HOW TO COMPLETE THIS TASK:
Each line below should be written out exactly, with none skipped.

DATA:
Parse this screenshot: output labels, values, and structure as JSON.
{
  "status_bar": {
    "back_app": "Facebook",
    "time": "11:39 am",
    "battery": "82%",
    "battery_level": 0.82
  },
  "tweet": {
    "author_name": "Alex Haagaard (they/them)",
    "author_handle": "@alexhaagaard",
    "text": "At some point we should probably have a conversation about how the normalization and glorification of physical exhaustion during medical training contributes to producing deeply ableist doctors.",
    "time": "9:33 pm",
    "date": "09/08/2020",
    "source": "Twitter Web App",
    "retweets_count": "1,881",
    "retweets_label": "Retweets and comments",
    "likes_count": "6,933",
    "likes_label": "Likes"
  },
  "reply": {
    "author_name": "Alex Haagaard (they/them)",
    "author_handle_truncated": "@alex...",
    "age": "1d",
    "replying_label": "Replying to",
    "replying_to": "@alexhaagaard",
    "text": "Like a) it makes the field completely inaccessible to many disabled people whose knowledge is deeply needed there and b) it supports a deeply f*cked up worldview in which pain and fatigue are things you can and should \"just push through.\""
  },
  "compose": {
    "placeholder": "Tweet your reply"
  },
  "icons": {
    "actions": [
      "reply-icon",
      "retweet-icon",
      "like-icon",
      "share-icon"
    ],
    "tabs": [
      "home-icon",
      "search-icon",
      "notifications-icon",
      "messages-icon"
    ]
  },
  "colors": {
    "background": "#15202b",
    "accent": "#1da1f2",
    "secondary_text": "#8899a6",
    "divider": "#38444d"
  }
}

SOLVED EXERCISE:
Parse this screenshot: output labels, values, and structure as JSON.
{
  "status_bar": {
    "back_app": "Facebook",
    "time": "11:39 am",
    "battery": "82%",
    "battery_level": 0.82
  },
  "tweet": {
    "author_name": "Alex Haagaard (they/them)",
    "author_handle": "@alexhaagaard",
    "text": "At some point we should probably have a conversation about how the normalization and glorification of physical exhaustion during medical training contributes to producing deeply ableist doctors.",
    "time": "9:33 pm",
    "date": "09/08/2020",
    "source": "Twitter Web App",
    "retweets_count": "1,881",
    "retweets_label": "Retweets and comments",
    "likes_count": "6,933",
    "likes_label": "Likes"
  },
  "reply": {
    "author_name": "Alex Haagaard (they/them)",
    "author_handle_truncated": "@alex...",
    "age": "1d",
    "replying_label": "Replying to",
    "replying_to": "@alexhaagaard",
    "text": "Like a) it makes the field completely inaccessible to many disabled people whose knowledge is deeply needed there and b) it supports a deeply f*cked up worldview in which pain and fatigue are things you can and should \"just push through.\""
  },
  "compose": {
    "placeholder": "Tweet your reply"
  },
  "icons": {
    "actions": [
      "reply-icon",
      "retweet-icon",
      "like-icon",
      "share-icon"
    ],
    "tabs": [
      "home-icon",
      "search-icon",
      "notifications-icon",
      "messages-icon"
    ]
  },
  "colors": {
    "background": "#15202b",
    "accent": "#1da1f2",
    "secondary_text": "#8899a6",
    "divider": "#38444d"
  }
}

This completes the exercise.